A famine is a widespread scarcity of food, caused by several factors including war, inflation, crop failure, population imbalance, or government policies. This phenomenon is usually accompanied or followed by regional malnutrition, starvation, epidemic, and increased mortality. Every inhabited continent in the world has experienced a period of famine throughout history. In the 19th and 20th century, it was generally Southeast and South Asia, as well as Eastern and Central Europe that suffered the most deaths from famine. The numbers dying from famine began to fall sharply from the 1970s.
Some countries, particularly in sub-Saharan Africa, continue to have extreme cases of famine. Since 2010, Africa has been the most affected continent in the world. As of 2017, the United Nations has warned some 20 million are at risk in South Sudan, Somalia, Nigeria and Yemen. Agricultural conditions have been fluctuating more and more due to variations in weather, and the distribution of food has been affected by conflict. Most programmes now direct their aid towards Africa.
According to the United Nations humanitarian criteria, even if there are food shortages with large numbers of people lacking nutrition, a famine is declared only when certain measures of mortality, malnutrition and hunger are met. The criteria are:
- At least 20% of households in an area face extreme food shortages with a limited ability to cope
- The prevalence of acute malnutrition in children exceeds 30%
- The death rate exceeds two persons per 10,000 persons per day

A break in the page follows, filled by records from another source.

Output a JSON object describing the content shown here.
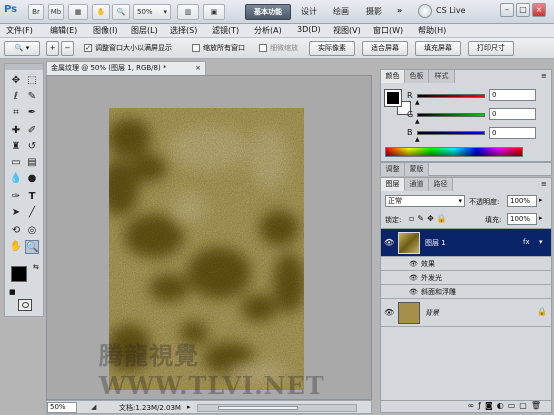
{
  "app": {
    "logo": "Ps",
    "titlebar_buttons": [
      "Br",
      "Mb"
    ],
    "zoom_select": "50%",
    "workspaces": [
      "基本功能",
      "设计",
      "绘画",
      "摄影"
    ],
    "more": "»",
    "cs_live": "CS Live",
    "window_controls": [
      "–",
      "□",
      "×"
    ]
  },
  "menubar": {
    "items": [
      "文件(F)",
      "编辑(E)",
      "图像(I)",
      "图层(L)",
      "选择(S)",
      "滤镜(T)",
      "分析(A)",
      "3D(D)",
      "视图(V)",
      "窗口(W)",
      "帮助(H)"
    ]
  },
  "options": {
    "check1_label": "调整窗口大小以满屏显示",
    "check2_label": "缩放所有窗口",
    "check3_label": "细微缩放",
    "btn_actual": "实际像素",
    "btn_fit": "适合屏幕",
    "btn_fill": "填充屏幕",
    "btn_print": "打印尺寸"
  },
  "document": {
    "tab_title": "金属纹理 @ 50% (图层 1, RGB/8) *",
    "tab_close": "×",
    "watermark": "腾龍視覺 WWW.TLVI.NET",
    "zoom": "50%",
    "doc_info": "文档:1.23M/2.03M"
  },
  "color_panel": {
    "tabs": [
      "颜色",
      "色板",
      "样式"
    ],
    "channels": [
      {
        "label": "R",
        "value": "0"
      },
      {
        "label": "G",
        "value": "0"
      },
      {
        "label": "B",
        "value": "0"
      }
    ]
  },
  "adjust_panel": {
    "tabs": [
      "调整",
      "蒙版"
    ]
  },
  "layers_panel": {
    "tabs": [
      "图层",
      "通道",
      "路径"
    ],
    "blend_mode": "正常",
    "opacity_label": "不透明度:",
    "opacity": "100%",
    "lock_label": "锁定:",
    "fill_label": "填充:",
    "fill": "100%",
    "layers": [
      {
        "name": "图层 1",
        "effects_label": "效果",
        "effects": [
          "外发光",
          "斜面和浮雕"
        ]
      },
      {
        "name": "背景"
      }
    ]
  },
  "colors": {
    "foreground": "#000000",
    "background": "#ffffff",
    "selected_layer": "#0a246a"
  }
}
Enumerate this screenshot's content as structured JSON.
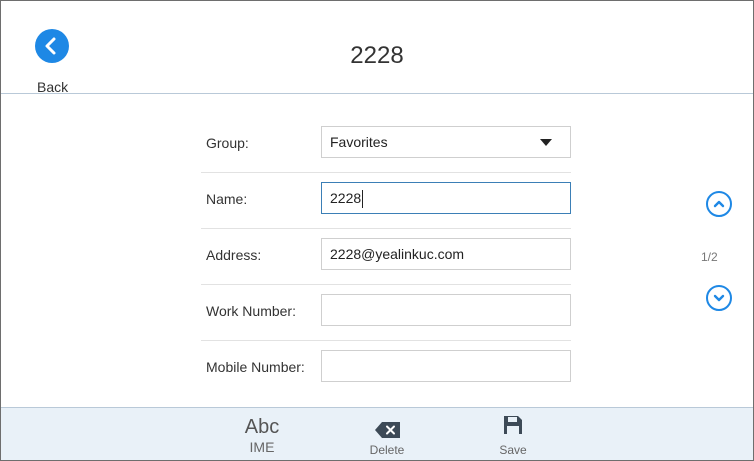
{
  "header": {
    "title": "2228",
    "back_label": "Back"
  },
  "form": {
    "group": {
      "label": "Group:",
      "value": "Favorites"
    },
    "name": {
      "label": "Name:",
      "value": "2228"
    },
    "address": {
      "label": "Address:",
      "value": "2228@yealinkuc.com"
    },
    "work_number": {
      "label": "Work Number:",
      "value": ""
    },
    "mobile_number": {
      "label": "Mobile Number:",
      "value": ""
    }
  },
  "pager": {
    "indicator": "1/2"
  },
  "softkeys": {
    "ime_glyph": "Abc",
    "ime_label": "IME",
    "delete_label": "Delete",
    "save_label": "Save"
  },
  "colors": {
    "accent": "#1e88e5",
    "softkey_bar": "#e9f1f8",
    "focus_border": "#3b7fb6"
  }
}
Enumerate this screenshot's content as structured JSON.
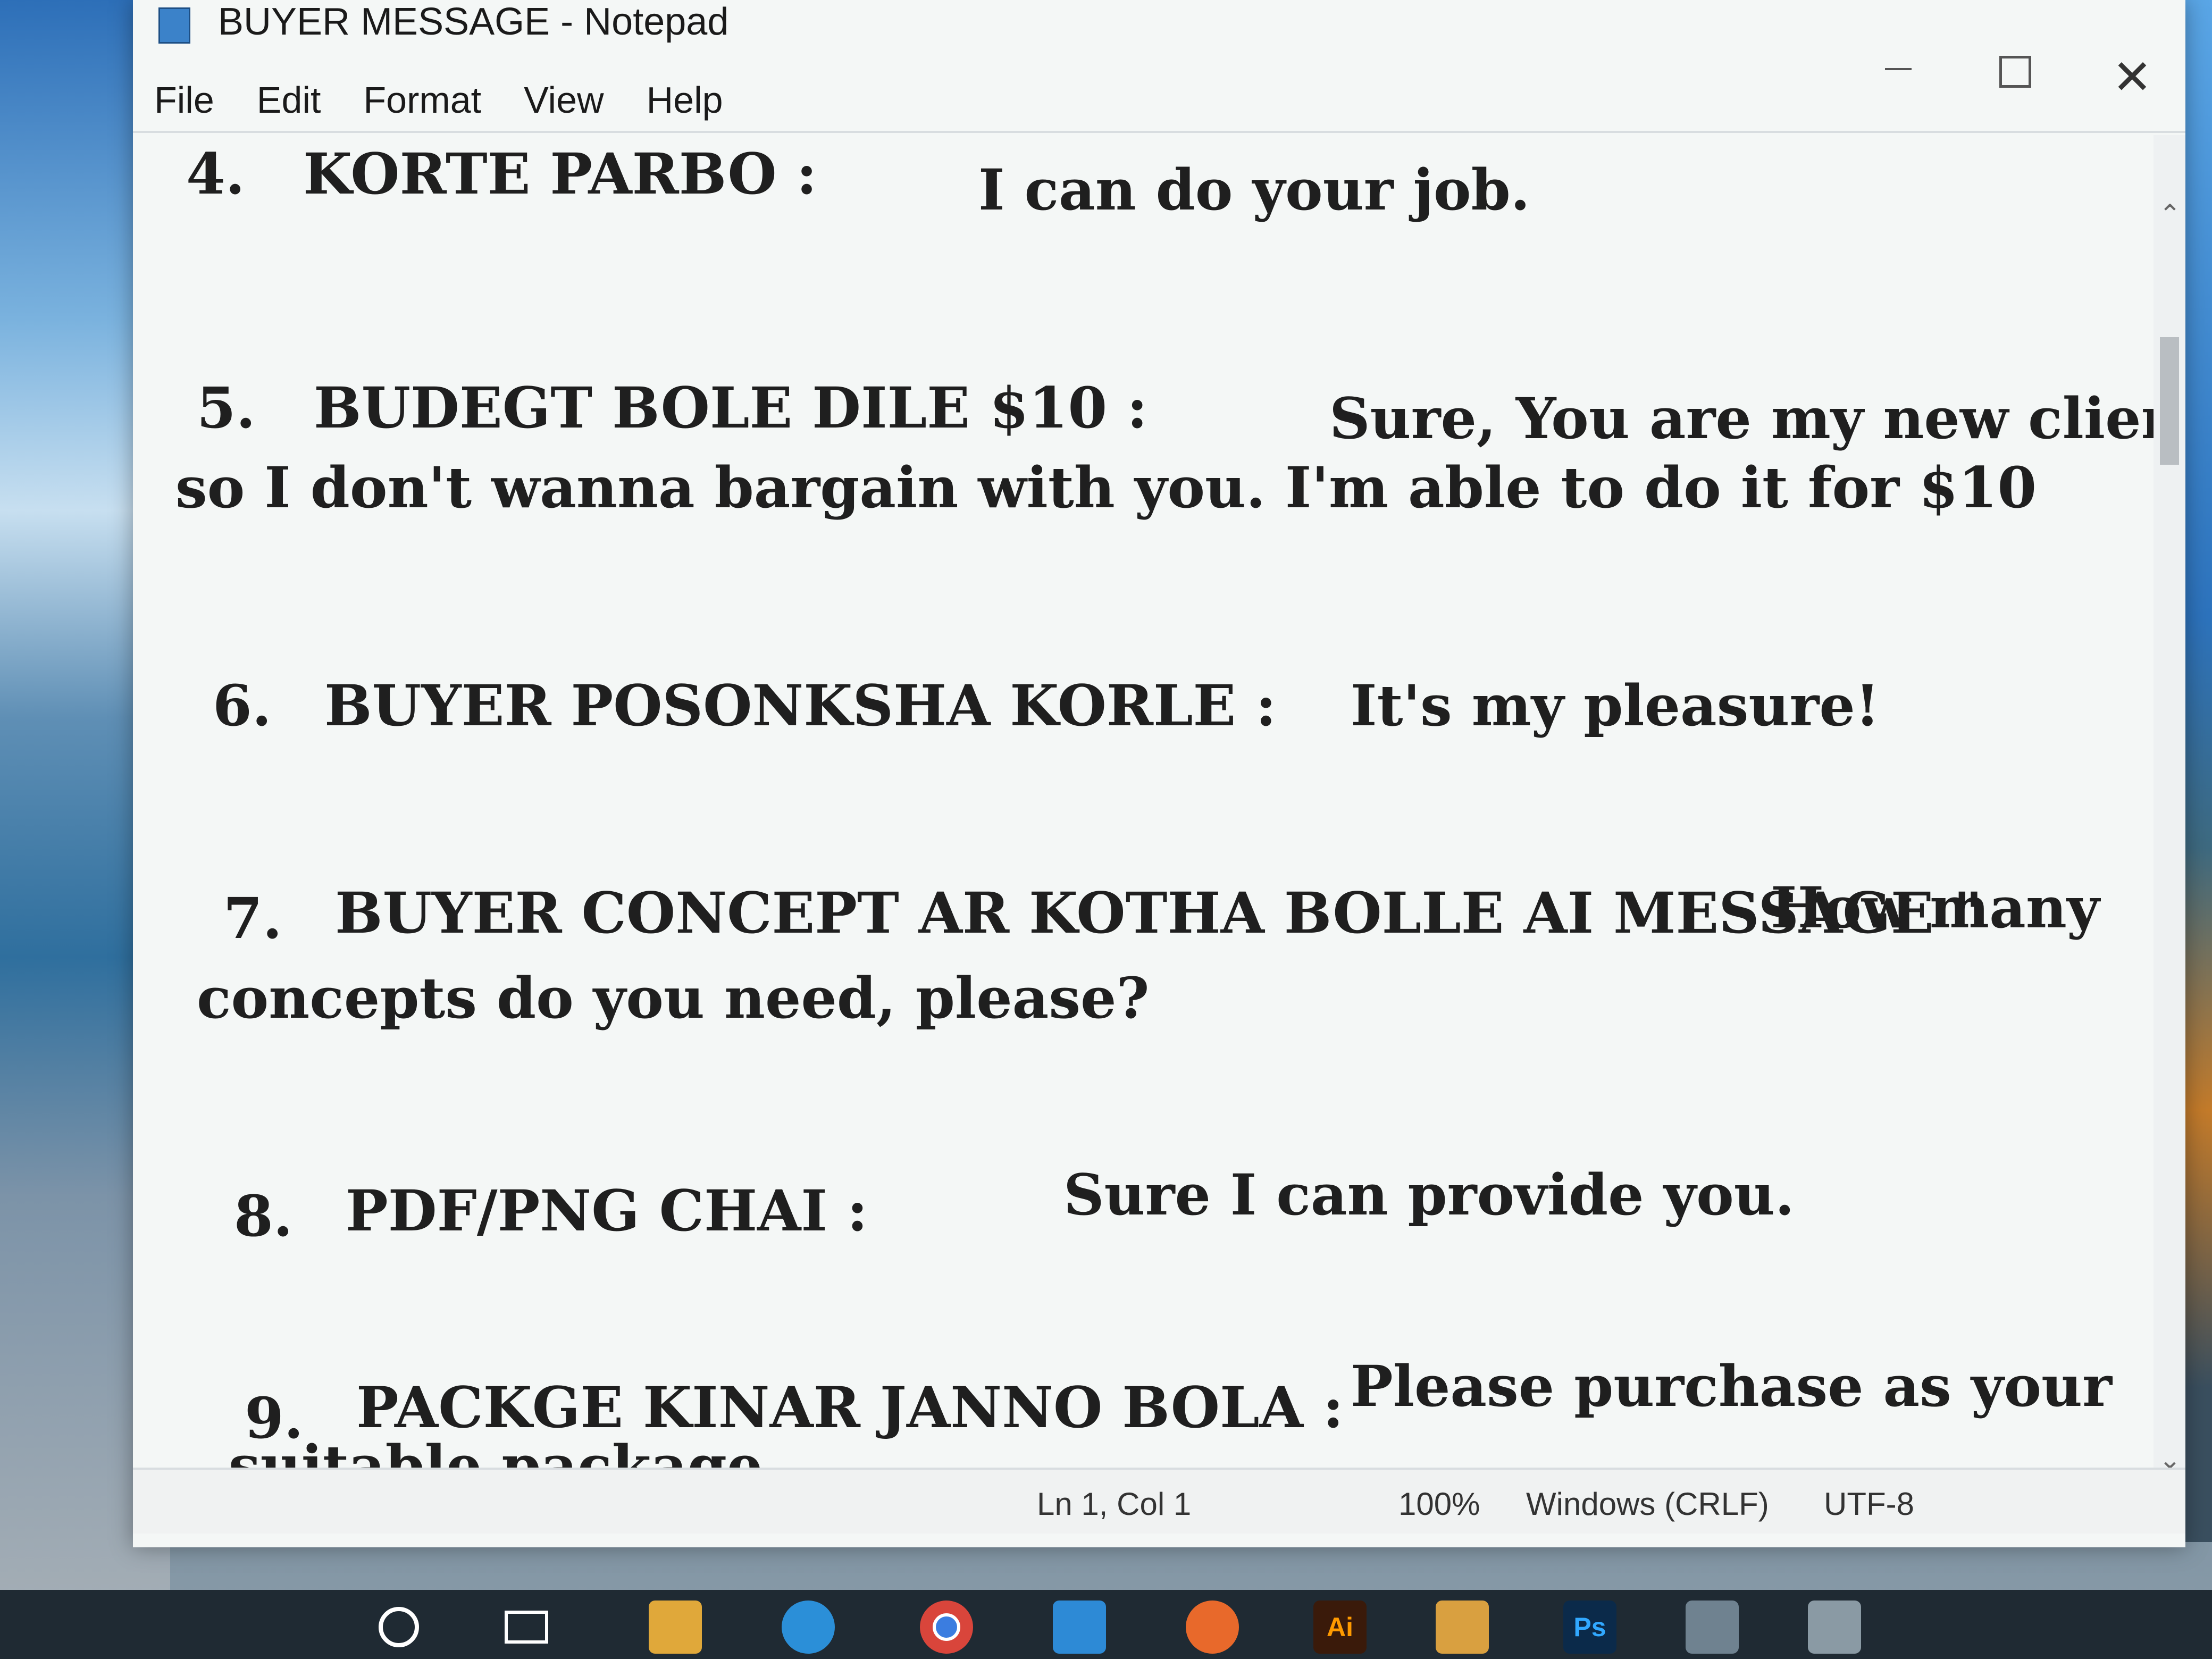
{
  "window": {
    "title": "BUYER MESSAGE - Notepad",
    "controls": {
      "minimize": "—",
      "maximize": "☐",
      "close": "✕"
    }
  },
  "menu": [
    "File",
    "Edit",
    "Format",
    "View",
    "Help"
  ],
  "editor": {
    "lines": [
      {
        "num": "4.",
        "label": "KORTE PARBO :",
        "reply": "I can do your job."
      },
      {
        "num": "5.",
        "label": "BUDEGT BOLE DILE $10   :",
        "reply": "Sure, You are my new client,",
        "cont": "so I don't wanna bargain with you. I'm able to do it for $10"
      },
      {
        "num": "6.",
        "label": "BUYER POSONKSHA KORLE  :",
        "reply": "It's my pleasure!"
      },
      {
        "num": "7.",
        "label": "BUYER CONCEPT AR KOTHA BOLLE AI MESSAGE  \"",
        "reply": "How many",
        "cont": "concepts do you need, please?"
      },
      {
        "num": "8.",
        "label": "PDF/PNG CHAI :",
        "reply": "Sure I can provide you."
      },
      {
        "num": "9.",
        "label": "PACKGE KINAR JANNO BOLA :",
        "reply": "Please purchase as your",
        "cont": "suitable package"
      }
    ]
  },
  "statusbar": {
    "position": "Ln 1, Col 1",
    "zoom": "100%",
    "line_ending": "Windows (CRLF)",
    "encoding": "UTF-8"
  },
  "taskbar": {
    "icons": [
      "search-icon",
      "task-view-icon",
      "file-explorer-icon",
      "edge-icon",
      "chrome-icon",
      "mail-icon",
      "firefox-icon",
      "illustrator-icon",
      "store-icon",
      "photoshop-icon",
      "app-icon",
      "app-icon"
    ],
    "ai_label": "Ai",
    "ps_label": "Ps"
  }
}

The declaration of a famine carries no binding obligations on the UN or member states, but serves to focus global attention on the problem.